Volume IV: What works, what matters, what lasts
Math and Bio 2010
In his essay in Math & Bio 2010, Julius Jackson of Michigan State University, poses challenges and proposes strategies for connecting scientists across the disciplines of mathematics, computer science, and biology. His insights concerning the challenges of encouraging, equipping, and rewarding faculty to become engaged beyond the narrow focus of their initial disciplinary interests are informative to departmental and institutional leaders wrestling with the nuts and bolts of establishing programs that connect and cross disciplines.
His suggested strategies include:
- “Team teaching. (In medical schools, teach-teaching strategies routinely work to reduce course teaching loads, and could be more extensively used to increase research time available for faculty teaching undergraduates.)
- Revision of teaching load accounting. (Count teaching load by course participation rather than contact hours.)
- Research and teaching collaborations. (Encourage intramural faculty collaborations among biologists, computer scientists, and mathematicians in both research and teaching.)

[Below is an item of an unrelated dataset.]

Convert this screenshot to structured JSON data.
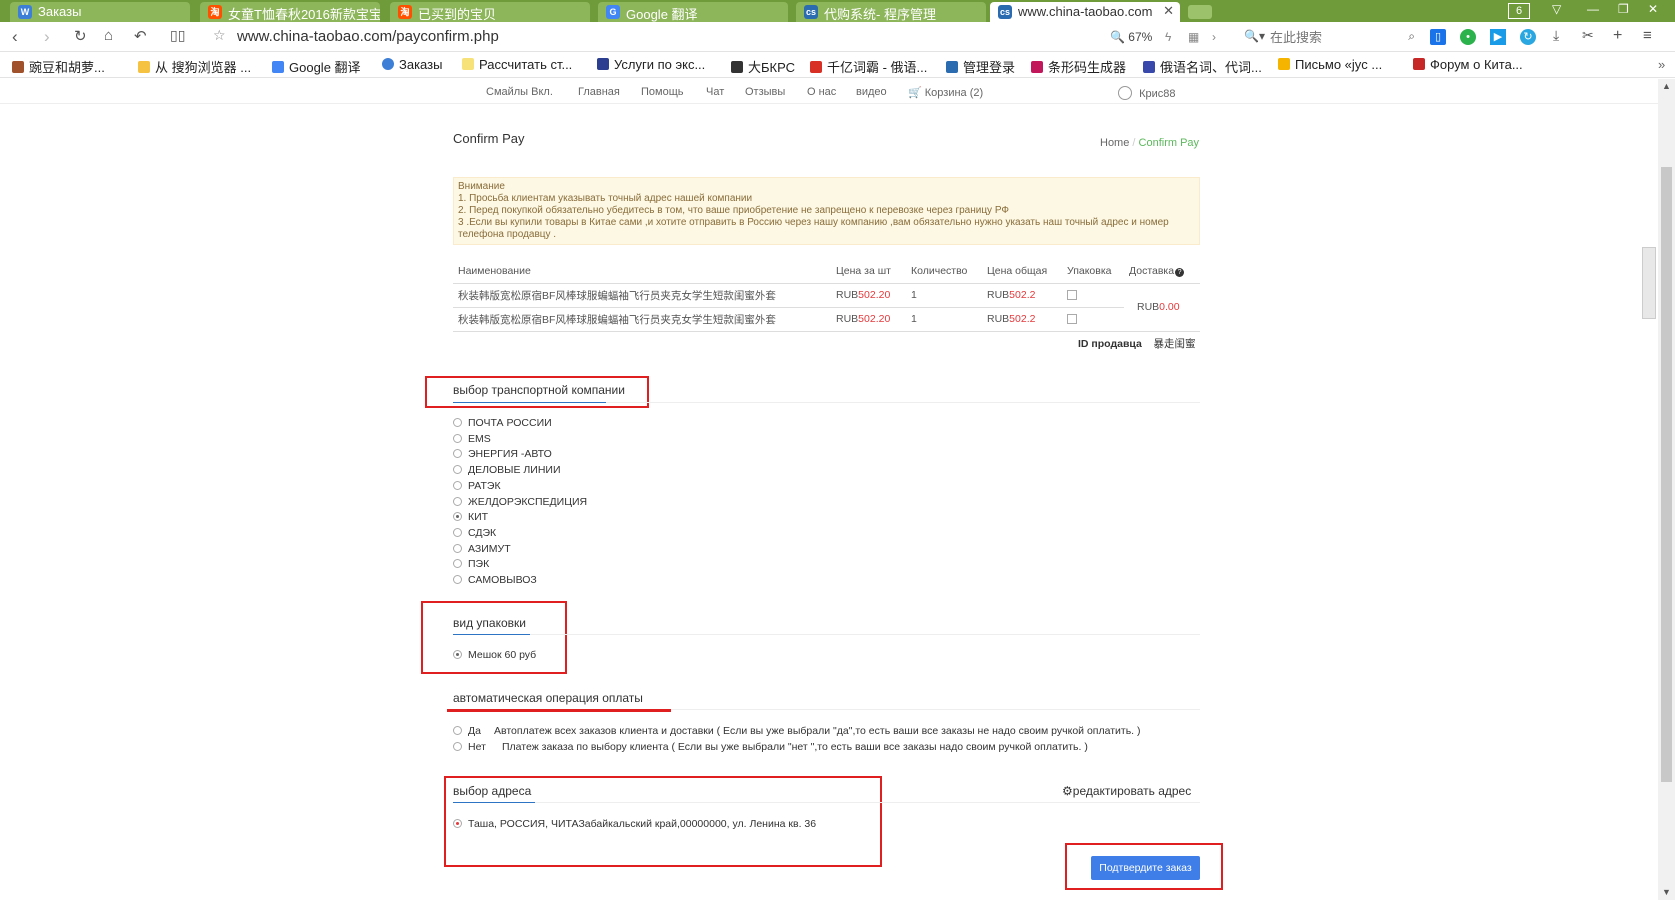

- Weigh more heavily faculty teaching contributions to multidisciplinary courses.
- Offer traditional service courses in larger class sizes. (Perhaps teach pre-professional school biology as a service course different from biology majors. This would give faculty the freedom to change courses for biology majors to reflect leading edge combinations of mathematics and physical sciences to create more quantitative bases for modern biology.)
- Let graduate students [where they are available] or instructors teach service courses.
- Make calculus a prerequisite for cor courses in the curriculum for a major in biological sciences.
- Encourage experiments with new or non-standard strategies for teaching and learning.
- Offer salary, travel and lodging support for faculty retraining.”
– Page 59
Given the pervasive insistence in the national reports cited in PKAL’s Report on Reports on: I) interdisciplinarity as the face of the future of the world of science; and ii) the structural and cultural change that is needed in American higher education, Jackson’s further words stress the importance of institutional leadership.
“Constructive change requires effective leadership at the departmental and program levels, but also at the level of deans and higher. The first challenge–often surprising difficult–is to gain strong support from an entire department. Change is never easy in academia; ...marrying the cultures of biology and mathematics is especially difficult. When faculty do agree, academic officers need to provide budgets sufficient to enable department chairs to implement constructive change. Moreover, it is likely that some of these suggestions (see above) may run contrary to current tenure and promotion policy at many colleges and universities. Successful change of curriculum and faculty preparation to implement new curricula will require not only greater investment of resources by deans and provosts but also greater cooperation between administration and faculty to support the new directions in biology education.”
– Page 59